(Component data from apps and pages)
::::::

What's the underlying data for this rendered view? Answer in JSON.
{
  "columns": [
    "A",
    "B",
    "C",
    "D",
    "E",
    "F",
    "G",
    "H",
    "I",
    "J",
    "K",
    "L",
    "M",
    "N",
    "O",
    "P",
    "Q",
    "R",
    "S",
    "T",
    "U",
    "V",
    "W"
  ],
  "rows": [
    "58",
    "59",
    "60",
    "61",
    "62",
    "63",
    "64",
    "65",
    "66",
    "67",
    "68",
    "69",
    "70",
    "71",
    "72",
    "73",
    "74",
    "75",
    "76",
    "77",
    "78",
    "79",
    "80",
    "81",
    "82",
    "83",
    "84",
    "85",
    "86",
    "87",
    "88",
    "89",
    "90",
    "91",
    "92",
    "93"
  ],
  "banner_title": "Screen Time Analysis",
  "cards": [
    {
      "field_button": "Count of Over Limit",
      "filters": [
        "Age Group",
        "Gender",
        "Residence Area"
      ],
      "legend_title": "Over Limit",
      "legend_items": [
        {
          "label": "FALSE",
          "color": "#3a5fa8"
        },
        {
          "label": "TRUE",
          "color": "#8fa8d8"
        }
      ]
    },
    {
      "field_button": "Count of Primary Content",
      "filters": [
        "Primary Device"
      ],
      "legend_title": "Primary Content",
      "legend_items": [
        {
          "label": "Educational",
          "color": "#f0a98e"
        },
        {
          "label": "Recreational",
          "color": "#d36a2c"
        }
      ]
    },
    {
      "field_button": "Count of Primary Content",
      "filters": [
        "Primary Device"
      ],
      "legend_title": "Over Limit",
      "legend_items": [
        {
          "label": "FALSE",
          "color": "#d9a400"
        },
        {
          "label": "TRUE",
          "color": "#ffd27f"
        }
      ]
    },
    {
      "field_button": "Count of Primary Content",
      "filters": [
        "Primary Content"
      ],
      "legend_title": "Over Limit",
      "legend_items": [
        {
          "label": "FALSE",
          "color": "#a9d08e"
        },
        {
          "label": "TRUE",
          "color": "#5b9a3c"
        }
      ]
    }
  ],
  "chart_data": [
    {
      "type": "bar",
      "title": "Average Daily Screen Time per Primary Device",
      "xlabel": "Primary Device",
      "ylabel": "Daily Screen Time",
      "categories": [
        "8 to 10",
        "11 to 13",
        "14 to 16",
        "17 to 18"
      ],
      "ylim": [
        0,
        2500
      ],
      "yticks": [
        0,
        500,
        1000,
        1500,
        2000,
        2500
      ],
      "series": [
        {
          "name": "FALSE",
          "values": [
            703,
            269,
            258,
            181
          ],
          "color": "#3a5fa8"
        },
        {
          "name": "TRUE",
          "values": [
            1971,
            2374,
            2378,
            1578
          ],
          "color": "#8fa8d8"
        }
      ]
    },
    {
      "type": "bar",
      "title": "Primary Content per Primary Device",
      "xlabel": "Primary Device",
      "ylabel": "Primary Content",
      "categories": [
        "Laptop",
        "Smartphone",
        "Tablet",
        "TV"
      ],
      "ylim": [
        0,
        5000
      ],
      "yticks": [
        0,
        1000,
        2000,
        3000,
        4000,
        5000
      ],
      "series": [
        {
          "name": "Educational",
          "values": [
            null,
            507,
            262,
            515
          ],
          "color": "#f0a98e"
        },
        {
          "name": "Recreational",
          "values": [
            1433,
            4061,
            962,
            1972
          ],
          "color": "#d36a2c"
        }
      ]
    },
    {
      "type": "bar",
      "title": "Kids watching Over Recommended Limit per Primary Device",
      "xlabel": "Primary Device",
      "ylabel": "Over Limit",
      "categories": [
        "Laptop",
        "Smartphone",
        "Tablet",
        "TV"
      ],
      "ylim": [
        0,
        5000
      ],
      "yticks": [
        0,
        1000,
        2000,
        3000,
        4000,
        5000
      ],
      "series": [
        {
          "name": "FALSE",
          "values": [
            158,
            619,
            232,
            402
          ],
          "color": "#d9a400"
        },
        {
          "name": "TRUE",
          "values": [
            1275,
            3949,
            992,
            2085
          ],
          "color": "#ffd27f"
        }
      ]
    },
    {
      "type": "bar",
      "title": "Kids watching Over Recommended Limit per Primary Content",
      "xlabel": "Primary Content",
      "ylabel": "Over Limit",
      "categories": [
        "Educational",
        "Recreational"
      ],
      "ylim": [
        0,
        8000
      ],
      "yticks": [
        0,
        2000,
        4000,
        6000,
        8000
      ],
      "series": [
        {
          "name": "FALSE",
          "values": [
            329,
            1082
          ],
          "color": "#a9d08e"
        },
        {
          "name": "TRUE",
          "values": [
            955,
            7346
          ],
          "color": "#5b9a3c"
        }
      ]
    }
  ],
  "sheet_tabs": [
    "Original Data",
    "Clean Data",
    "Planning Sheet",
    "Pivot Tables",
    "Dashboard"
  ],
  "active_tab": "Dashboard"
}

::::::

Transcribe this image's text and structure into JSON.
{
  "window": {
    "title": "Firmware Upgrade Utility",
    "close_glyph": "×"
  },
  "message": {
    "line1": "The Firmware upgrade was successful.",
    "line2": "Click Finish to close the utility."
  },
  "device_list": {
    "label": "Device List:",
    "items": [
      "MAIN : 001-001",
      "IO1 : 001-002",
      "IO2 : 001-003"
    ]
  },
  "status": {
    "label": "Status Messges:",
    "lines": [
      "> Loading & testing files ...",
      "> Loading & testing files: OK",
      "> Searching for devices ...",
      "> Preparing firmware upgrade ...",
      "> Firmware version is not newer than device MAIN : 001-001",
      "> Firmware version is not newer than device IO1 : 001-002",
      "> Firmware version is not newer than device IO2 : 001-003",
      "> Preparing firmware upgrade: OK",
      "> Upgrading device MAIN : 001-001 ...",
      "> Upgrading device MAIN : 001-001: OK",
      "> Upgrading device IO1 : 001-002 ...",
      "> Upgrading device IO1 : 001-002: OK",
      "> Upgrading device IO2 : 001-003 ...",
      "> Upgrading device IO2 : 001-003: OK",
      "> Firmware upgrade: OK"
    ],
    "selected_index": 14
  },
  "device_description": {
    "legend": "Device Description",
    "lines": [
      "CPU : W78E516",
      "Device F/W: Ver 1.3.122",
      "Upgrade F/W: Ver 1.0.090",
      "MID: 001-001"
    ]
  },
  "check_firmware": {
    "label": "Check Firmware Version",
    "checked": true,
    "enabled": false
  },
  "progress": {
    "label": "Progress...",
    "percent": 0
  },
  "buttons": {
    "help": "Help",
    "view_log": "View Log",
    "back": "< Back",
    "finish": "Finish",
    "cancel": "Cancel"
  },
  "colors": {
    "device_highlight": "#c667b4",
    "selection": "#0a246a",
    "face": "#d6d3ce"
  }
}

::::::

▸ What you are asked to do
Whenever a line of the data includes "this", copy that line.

▸ Answer section
What's the underlying data for this rendered view? Answer in JSON.
Transcribe this image's text and structure into JSON.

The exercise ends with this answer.